While all these different features feel a bit disjointed and overwhelming at first, they ultimately combine to add to Sonic Runners’ variety as well as your ability to do well in the runs by awarding rings and items. The option of taking items into runs with you allows players to compensate for specific weaknesses—like my tendency to fall into pits—while the three-item limit prevents crossing over into pay-to-win territory. And, in fact, Sonic Runners is surprisingly well balanced in its economy: although you’re able to buy rings or red star rings (the premium currency), both are doled out extremely generously. Lives, which are used on each run, are refilled at the end of every episode map, leading to little to no downtime between plays.


The final result is frantic, polished gameplay similar to what Sonic Dash fans fell in love with, as well as a more classically Sonic, platformer-inspired experience that old school players pined for. Sonic Runners should be the game of choice for retro Sonic fans, as well as anyone who enjoys go, go, go, going fast.

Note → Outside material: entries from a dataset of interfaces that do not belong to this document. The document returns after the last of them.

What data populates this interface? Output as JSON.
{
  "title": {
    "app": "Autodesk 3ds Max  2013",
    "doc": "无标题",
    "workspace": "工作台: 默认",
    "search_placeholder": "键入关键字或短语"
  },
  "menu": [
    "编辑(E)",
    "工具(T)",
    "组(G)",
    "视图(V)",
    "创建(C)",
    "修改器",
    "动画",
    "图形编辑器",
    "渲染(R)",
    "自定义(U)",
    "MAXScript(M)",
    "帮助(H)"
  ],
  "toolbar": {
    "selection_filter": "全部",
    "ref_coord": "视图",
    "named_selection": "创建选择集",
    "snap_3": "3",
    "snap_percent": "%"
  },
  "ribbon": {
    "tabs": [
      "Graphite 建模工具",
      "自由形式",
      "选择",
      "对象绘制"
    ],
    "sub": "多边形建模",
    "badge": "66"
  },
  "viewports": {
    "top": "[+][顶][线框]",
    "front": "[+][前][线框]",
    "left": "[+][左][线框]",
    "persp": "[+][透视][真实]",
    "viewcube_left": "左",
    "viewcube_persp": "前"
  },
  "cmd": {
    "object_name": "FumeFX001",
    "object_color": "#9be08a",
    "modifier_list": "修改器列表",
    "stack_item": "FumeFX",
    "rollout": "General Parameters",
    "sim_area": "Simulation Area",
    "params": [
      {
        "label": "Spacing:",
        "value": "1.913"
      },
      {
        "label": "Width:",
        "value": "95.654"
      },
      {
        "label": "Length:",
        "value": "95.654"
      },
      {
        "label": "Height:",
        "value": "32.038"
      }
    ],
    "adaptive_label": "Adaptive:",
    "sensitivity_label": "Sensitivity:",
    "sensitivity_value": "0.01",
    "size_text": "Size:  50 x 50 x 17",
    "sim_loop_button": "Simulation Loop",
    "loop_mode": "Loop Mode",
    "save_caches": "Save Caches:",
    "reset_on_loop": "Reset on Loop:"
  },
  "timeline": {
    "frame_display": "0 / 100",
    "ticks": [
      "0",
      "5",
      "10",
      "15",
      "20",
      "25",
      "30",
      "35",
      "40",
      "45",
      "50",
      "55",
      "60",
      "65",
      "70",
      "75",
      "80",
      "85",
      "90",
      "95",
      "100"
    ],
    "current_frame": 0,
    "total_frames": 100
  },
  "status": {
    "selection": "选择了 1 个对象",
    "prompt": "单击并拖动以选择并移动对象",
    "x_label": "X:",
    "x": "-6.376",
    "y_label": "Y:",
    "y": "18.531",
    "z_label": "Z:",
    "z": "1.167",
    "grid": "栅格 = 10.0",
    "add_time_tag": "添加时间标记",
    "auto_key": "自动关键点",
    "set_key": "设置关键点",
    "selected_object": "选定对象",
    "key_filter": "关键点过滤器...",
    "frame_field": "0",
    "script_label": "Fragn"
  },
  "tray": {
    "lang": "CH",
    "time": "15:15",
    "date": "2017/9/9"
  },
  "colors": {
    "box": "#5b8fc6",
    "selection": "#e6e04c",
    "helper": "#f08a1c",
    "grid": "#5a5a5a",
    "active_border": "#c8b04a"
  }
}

UPDATE: This review was based on a pre-release version of Sonic Runners. We have since learned that the final build changed some of the elements we spoke of here, specifically the game’s monetization. The current version features fewer lives, longer refill timers, and frequent video ads, all of which interrupt the gameplay more than we previously encountered. We apologize for any confusion this may have caused.

The good

  • Fast-paced, silky smooth gameplay that combines precision jumping with the domino effect destruction of classic Sonic games.
  • Tons of power-ups and other bonuses to collect, try out, and go crazy with.
  • Episodic map menu provides a plot and extra incentive to keep progressing.
  • In-game economy is extremely fair and never feels like pay-to-win.

The bad

  • Level design can get a bit repetitive, especially between stages on the same episode map.
  • Stories and dialogue presented in the episodes aren't very interesting.
  • Although different characters provided added variety, separate level-ups makes it difficult to use them all freely.
90 out of 100
Jillian will play any game with cute characters or an isometric perspective, but her favorites are Fallout 3, Secret of Mana, and Harvest Moon. Her PC suffers from permanent cat-on-keyboard syndrome, which she blames for most deaths in Don’t Starve. She occasionally stops gaming long enough to eat waffles and rewatch Battlestar Galactica.